- Exercise directions
Could you show all lines in the entries below that contain the string "jitter"?
Start of Block
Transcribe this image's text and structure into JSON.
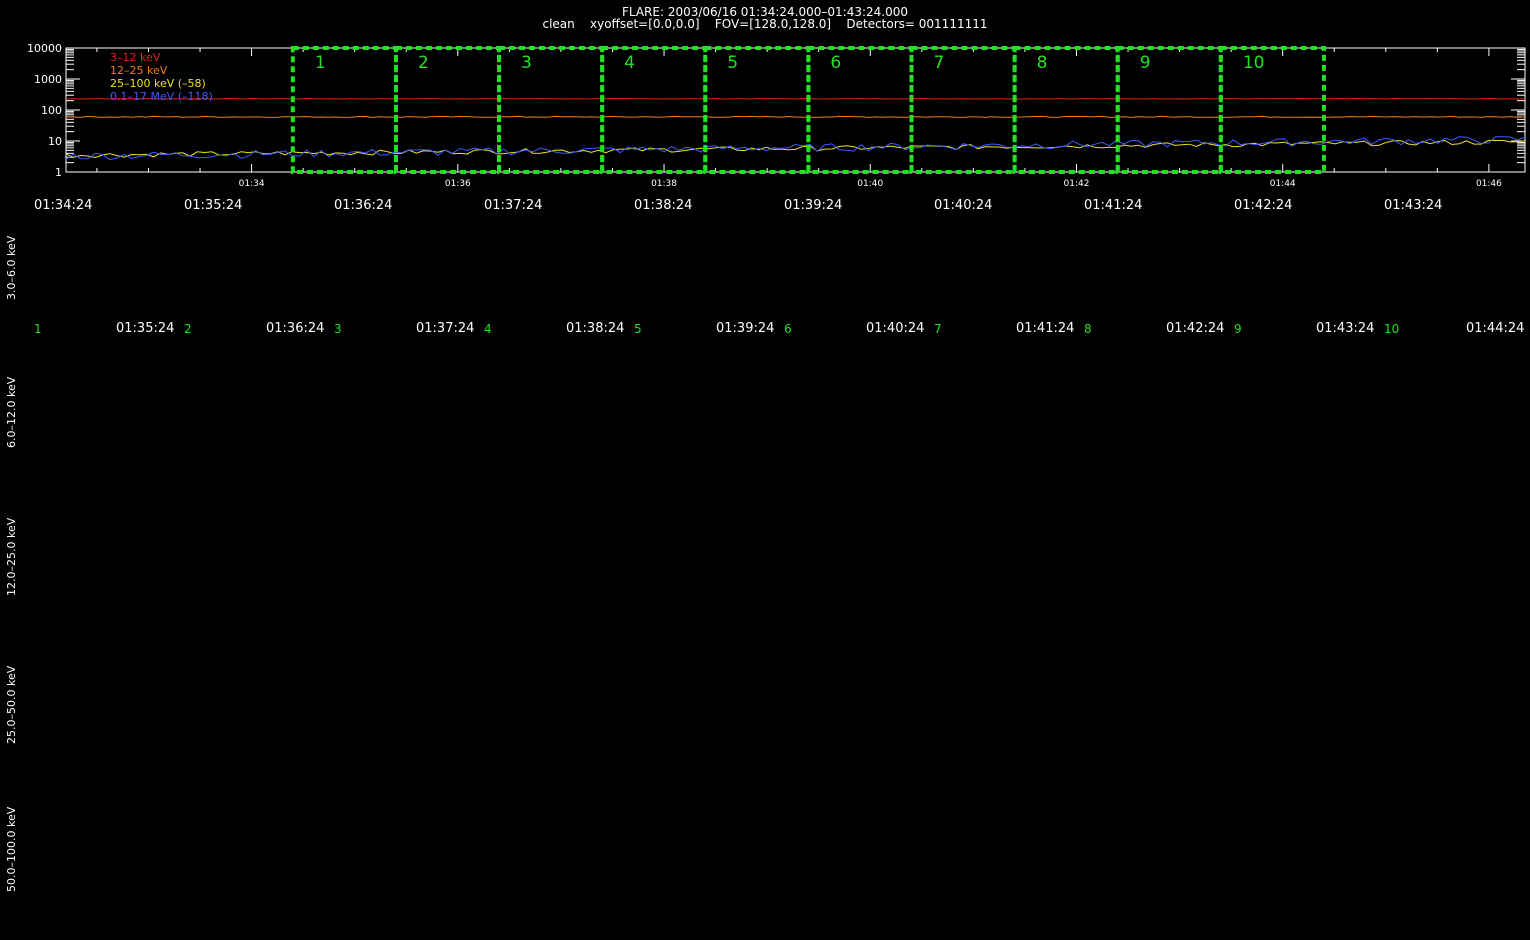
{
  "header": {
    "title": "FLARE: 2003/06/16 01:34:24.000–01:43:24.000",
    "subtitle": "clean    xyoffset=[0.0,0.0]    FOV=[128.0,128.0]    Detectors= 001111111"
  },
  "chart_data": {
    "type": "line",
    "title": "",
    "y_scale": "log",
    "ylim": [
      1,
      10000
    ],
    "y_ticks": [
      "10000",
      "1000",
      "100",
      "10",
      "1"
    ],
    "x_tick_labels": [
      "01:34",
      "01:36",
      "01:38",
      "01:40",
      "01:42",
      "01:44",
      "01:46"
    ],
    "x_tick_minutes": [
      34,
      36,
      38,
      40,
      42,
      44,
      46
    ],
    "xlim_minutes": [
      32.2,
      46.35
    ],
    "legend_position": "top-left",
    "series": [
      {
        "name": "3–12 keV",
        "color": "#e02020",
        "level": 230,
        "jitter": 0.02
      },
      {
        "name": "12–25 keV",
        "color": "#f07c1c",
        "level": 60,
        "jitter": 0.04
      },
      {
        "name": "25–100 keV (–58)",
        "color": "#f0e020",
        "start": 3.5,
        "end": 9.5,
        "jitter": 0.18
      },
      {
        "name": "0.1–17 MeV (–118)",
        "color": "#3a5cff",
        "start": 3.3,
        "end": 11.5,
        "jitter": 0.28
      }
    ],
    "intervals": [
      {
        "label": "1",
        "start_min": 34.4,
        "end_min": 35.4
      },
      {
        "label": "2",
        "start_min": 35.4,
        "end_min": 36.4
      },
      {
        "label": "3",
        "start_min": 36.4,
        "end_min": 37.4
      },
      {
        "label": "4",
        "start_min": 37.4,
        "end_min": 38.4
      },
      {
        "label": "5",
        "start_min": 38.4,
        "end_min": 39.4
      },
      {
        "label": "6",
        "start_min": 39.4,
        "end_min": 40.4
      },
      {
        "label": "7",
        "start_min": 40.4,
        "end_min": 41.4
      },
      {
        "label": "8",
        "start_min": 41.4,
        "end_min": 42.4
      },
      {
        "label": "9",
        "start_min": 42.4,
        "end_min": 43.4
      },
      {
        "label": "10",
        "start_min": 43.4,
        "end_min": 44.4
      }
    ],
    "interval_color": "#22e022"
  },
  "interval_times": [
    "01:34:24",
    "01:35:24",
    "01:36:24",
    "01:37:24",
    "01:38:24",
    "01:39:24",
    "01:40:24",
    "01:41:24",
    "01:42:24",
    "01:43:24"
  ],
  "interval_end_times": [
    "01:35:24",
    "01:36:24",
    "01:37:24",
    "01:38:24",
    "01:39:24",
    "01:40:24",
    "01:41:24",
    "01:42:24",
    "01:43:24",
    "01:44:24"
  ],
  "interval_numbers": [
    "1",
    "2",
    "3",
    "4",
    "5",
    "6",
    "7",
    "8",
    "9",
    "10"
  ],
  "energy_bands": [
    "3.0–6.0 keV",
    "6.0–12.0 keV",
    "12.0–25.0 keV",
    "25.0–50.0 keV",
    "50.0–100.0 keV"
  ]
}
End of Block
- Result for this task
        "jitter": 0.02
        "jitter": 0.04
        "jitter": 0.18
        "jitter": 0.28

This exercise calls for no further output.